- Contactless. One of the biggest advantages of RFID access control systems is that they are contactless. This means that people do not have to physically touch a reader or scanner, reducing the spread of germs.
How to Choose an RFID Access Control System
When choosing an RFID access control system, there are a few things you need to consider. They include:
- Type of RFID Chip
Do you want a passive or active RFID tag? Your choice will depend on your desired read range and durability. Active tags contain a battery and can be read from a distance, while passive tags do not contain a battery and have a shorter read range.
Ideally, passive tags read range varies from 2.5 to 20 feet, while an active tag read range goes up to 100 feet. We recommend passive RFID tags for small events and active tags for high-end buildings and facilities.
- Frequency of Operation
If you choose passive tags, you must decide which frequency you want to use. The most common frequencies are low-frequency (LF), high-frequency (HF), and ultra-high-frequency (UHF).
LF tags have a short read range and are more resistant to interference. On the other hand, UHF tags have the longest read range but are susceptible to radio wave interference.
- Size and Shape of Tag
You also need to consider the size and shape of the tag. The size will determine how visible the tag is, and the shape will determine how easy it is to attach to different objects.

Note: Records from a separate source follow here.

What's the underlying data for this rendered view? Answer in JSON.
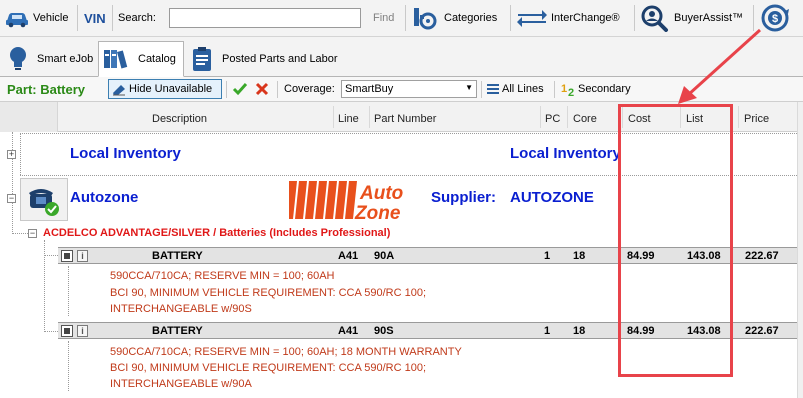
{
  "toolbar": {
    "vehicle_label": "Vehicle",
    "vin_label": "VIN",
    "search_label": "Search:",
    "search_value": "",
    "find_label": "Find",
    "categories_label": "Categories",
    "interchange_label": "InterChange®",
    "buyerassist_label": "BuyerAssist™"
  },
  "tabs": [
    {
      "label": "Smart eJob",
      "icon": "lightbulb-icon"
    },
    {
      "label": "Catalog",
      "icon": "books-icon",
      "active": true
    },
    {
      "label": "Posted Parts and Labor",
      "icon": "clipboard-icon"
    }
  ],
  "filterbar": {
    "part_label": "Part: Battery",
    "hide_unavailable_label": "Hide Unavailable",
    "coverage_label": "Coverage:",
    "coverage_value": "SmartBuy",
    "all_lines_label": "All Lines",
    "secondary_label": "Secondary"
  },
  "columns": [
    "Description",
    "Line",
    "Part Number",
    "PC",
    "Core",
    "Cost",
    "List",
    "Price"
  ],
  "local_inventory": {
    "label_left": "Local Inventory",
    "label_right": "Local Inventory"
  },
  "supplier_group": {
    "name": "Autozone",
    "supplier_label": "Supplier:",
    "supplier_value": "AUTOZONE",
    "logo_text_top": "Auto",
    "logo_text_bottom": "Zone"
  },
  "category": "ACDELCO ADVANTAGE/SILVER / Batteries (Includes Professional)",
  "parts": [
    {
      "description": "BATTERY",
      "line": "A41",
      "part_number": "90A",
      "pc": "1",
      "core": "18",
      "cost": "84.99",
      "list": "143.08",
      "price": "222.67",
      "details": [
        "590CCA/710CA; RESERVE MIN = 100; 60AH",
        "BCI 90, MINIMUM VEHICLE REQUIREMENT: CCA 590/RC 100;",
        "INTERCHANGEABLE w/90S"
      ]
    },
    {
      "description": "BATTERY",
      "line": "A41",
      "part_number": "90S",
      "pc": "1",
      "core": "18",
      "cost": "84.99",
      "list": "143.08",
      "price": "222.67",
      "details": [
        "590CCA/710CA; RESERVE MIN = 100; 60AH; 18 MONTH WARRANTY",
        "BCI 90, MINIMUM VEHICLE REQUIREMENT: CCA 590/RC 100;",
        "INTERCHANGEABLE w/90A"
      ]
    }
  ],
  "colors": {
    "accent_blue": "#0a1fd0",
    "category_red": "#e01717",
    "detail_text": "#c03a1a",
    "part_label_green": "#2b8a17",
    "annotation_red": "#e8434a",
    "autozone_orange": "#e8501c"
  }
}
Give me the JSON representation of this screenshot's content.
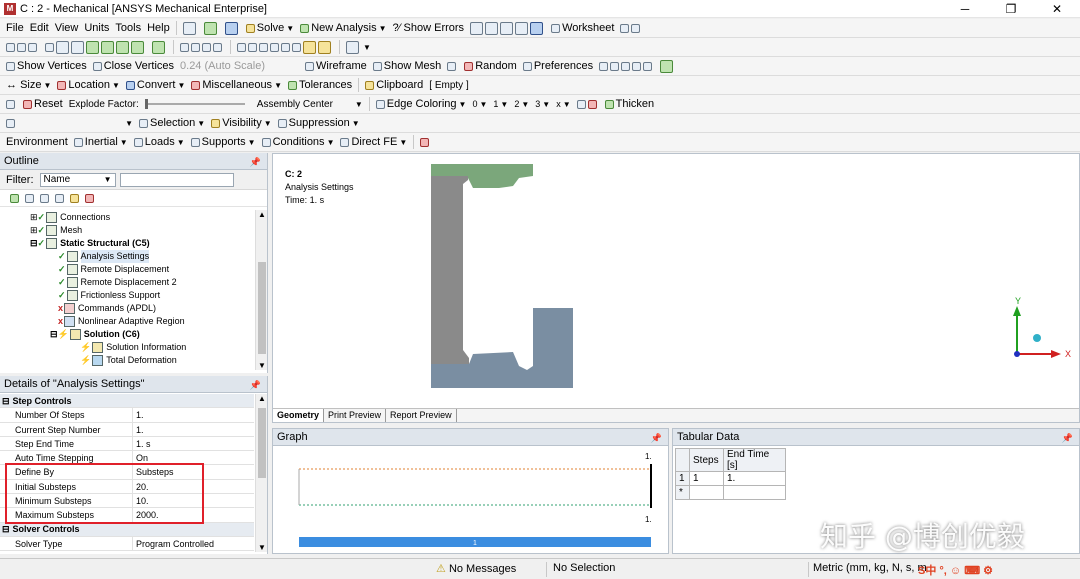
{
  "title_bar": {
    "title": "C : 2 - Mechanical [ANSYS Mechanical Enterprise]",
    "minimize": "─",
    "maximize": "❐",
    "close": "✕"
  },
  "menu": {
    "items": [
      "File",
      "Edit",
      "View",
      "Units",
      "Tools",
      "Help"
    ],
    "solve": "Solve",
    "new_analysis": "New Analysis",
    "show_errors": "?⁄ Show Errors",
    "worksheet": "Worksheet"
  },
  "toolbar3": {
    "show_vertices": "Show Vertices",
    "close_vertices": "Close Vertices",
    "auto_scale": "0.24 (Auto Scale)",
    "wireframe": "Wireframe",
    "show_mesh": "Show Mesh",
    "random": "Random",
    "preferences": "Preferences"
  },
  "toolbar4": {
    "size": "Size",
    "location": "Location",
    "convert": "Convert",
    "miscellaneous": "Miscellaneous",
    "tolerances": "Tolerances",
    "clipboard": "Clipboard",
    "empty": "[ Empty ]"
  },
  "toolbar5": {
    "reset": "Reset",
    "explode_factor": "Explode Factor:",
    "assembly_center": "Assembly Center",
    "edge_coloring": "Edge Coloring",
    "c0": "0",
    "c1": "1",
    "c2": "2",
    "c3": "3",
    "cx": "x",
    "thicken": "Thicken"
  },
  "toolbar6": {
    "selection": "Selection",
    "visibility": "Visibility",
    "suppression": "Suppression"
  },
  "toolbar7": {
    "environment": "Environment",
    "inertial": "Inertial",
    "loads": "Loads",
    "supports": "Supports",
    "conditions": "Conditions",
    "direct_fe": "Direct FE"
  },
  "outline": {
    "header": "Outline",
    "filter_label": "Filter:",
    "filter_value": "Name",
    "tree": [
      {
        "label": "Connections",
        "bold": false
      },
      {
        "label": "Mesh",
        "bold": false
      },
      {
        "label": "Static Structural (C5)",
        "bold": true
      },
      {
        "label": "Analysis Settings",
        "bold": false
      },
      {
        "label": "Remote Displacement",
        "bold": false
      },
      {
        "label": "Remote Displacement 2",
        "bold": false
      },
      {
        "label": "Frictionless Support",
        "bold": false
      },
      {
        "label": "Commands (APDL)",
        "bold": false
      },
      {
        "label": "Nonlinear Adaptive Region",
        "bold": false
      },
      {
        "label": "Solution (C6)",
        "bold": true
      },
      {
        "label": "Solution Information",
        "bold": false
      },
      {
        "label": "Total Deformation",
        "bold": false
      }
    ]
  },
  "details": {
    "header": "Details of \"Analysis Settings\"",
    "rows": [
      {
        "group": true,
        "key": "Step Controls",
        "value": ""
      },
      {
        "group": false,
        "key": "Number Of Steps",
        "value": "1."
      },
      {
        "group": false,
        "key": "Current Step Number",
        "value": "1."
      },
      {
        "group": false,
        "key": "Step End Time",
        "value": "1. s"
      },
      {
        "group": false,
        "key": "Auto Time Stepping",
        "value": "On"
      },
      {
        "group": false,
        "key": "Define By",
        "value": "Substeps"
      },
      {
        "group": false,
        "key": "Initial Substeps",
        "value": "20."
      },
      {
        "group": false,
        "key": "Minimum Substeps",
        "value": "10."
      },
      {
        "group": false,
        "key": "Maximum Substeps",
        "value": "2000."
      },
      {
        "group": true,
        "key": "Solver Controls",
        "value": ""
      },
      {
        "group": false,
        "key": "Solver Type",
        "value": "Program Controlled"
      }
    ]
  },
  "viewport": {
    "name": "C: 2",
    "subtitle": "Analysis Settings",
    "time": "Time: 1. s",
    "axis_y": "Y",
    "axis_x": "X",
    "tabs": [
      "Geometry",
      "Print Preview",
      "Report Preview"
    ],
    "part_gray": "#8a8a8a",
    "part_green": "#7ba77b",
    "part_blue": "#7a8ea2"
  },
  "graph": {
    "header": "Graph",
    "top_tick": "1.",
    "right_tick": "1.",
    "bottom_tick": "1.",
    "bar_label": "1"
  },
  "tabular": {
    "header": "Tabular Data",
    "col_steps": "Steps",
    "col_end_time": "End Time [s]",
    "row_num": "1",
    "row_step": "1",
    "row_time": "1.",
    "new_row": "*"
  },
  "status": {
    "messages": "No Messages",
    "selection": "No Selection",
    "units": "Metric (mm, kg, N, s, m",
    "watermark": "知乎 @博创优毅"
  }
}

Some common tag shapes include discs, fobs, wristbands, and key cards. We recommend choosing a tag that is small and unobtrusive.
- Memory Capacity
The memory capacity of an RFID tag determines how much data it can store. This is important if you plan on using the tag for other applications, such as storing customer loyalty information.
If you only need to store basic information, such as an ID number, a small memory capacity will suffice. However, you will need a tag with a larger memory capacity to store more complex data.
The cost of RFID tags and readers can vary depending on the features and specifications you need. You can find affordable tags and readers for small events, but you must invest in more expensive tags and readers for larger events or facilities.
To get the most bang for your buck, we recommend investing in an RFID access control system that can be used for multiple applications. This way, you can use the same system for different events.